* [Excerpted records]:
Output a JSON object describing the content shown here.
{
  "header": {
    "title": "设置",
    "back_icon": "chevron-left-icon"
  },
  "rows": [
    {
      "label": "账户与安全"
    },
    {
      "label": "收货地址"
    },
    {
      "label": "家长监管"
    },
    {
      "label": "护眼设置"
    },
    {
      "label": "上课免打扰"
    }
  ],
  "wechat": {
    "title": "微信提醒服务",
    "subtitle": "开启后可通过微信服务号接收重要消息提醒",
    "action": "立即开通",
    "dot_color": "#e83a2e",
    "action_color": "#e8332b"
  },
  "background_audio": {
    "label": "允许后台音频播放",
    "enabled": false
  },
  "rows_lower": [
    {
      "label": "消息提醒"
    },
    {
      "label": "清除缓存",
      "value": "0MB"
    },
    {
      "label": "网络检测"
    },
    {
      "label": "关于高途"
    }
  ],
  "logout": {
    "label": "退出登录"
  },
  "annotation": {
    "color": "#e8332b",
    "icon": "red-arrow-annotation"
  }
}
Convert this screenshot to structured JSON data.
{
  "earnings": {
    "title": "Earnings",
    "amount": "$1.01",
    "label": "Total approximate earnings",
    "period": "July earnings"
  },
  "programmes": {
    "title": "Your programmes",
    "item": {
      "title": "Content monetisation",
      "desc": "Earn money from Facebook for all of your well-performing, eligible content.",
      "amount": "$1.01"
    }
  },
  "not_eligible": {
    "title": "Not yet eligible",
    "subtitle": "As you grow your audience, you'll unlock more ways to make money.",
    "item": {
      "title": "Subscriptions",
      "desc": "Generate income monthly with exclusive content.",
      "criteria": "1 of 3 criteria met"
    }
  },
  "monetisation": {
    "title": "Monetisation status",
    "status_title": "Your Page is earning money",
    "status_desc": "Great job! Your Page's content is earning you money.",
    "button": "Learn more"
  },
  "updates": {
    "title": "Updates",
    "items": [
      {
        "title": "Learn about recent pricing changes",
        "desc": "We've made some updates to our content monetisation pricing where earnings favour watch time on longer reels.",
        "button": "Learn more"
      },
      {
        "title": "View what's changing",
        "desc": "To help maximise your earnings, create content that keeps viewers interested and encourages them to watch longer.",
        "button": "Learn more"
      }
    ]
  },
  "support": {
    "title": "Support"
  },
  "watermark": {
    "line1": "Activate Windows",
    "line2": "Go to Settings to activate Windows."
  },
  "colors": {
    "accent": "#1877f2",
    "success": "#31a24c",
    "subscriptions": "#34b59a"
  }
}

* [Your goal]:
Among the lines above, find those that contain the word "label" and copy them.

* [Written answer]:
      "label": "账户与安全"
      "label": "收货地址"
      "label": "家长监管"
      "label": "护眼设置"
      "label": "上课免打扰"
    "label": "允许后台音频播放",
      "label": "消息提醒"
      "label": "清除缓存",
      "label": "网络检测"
      "label": "关于高途"
    "label": "退出登录"
    "label": "Total approximate earnings",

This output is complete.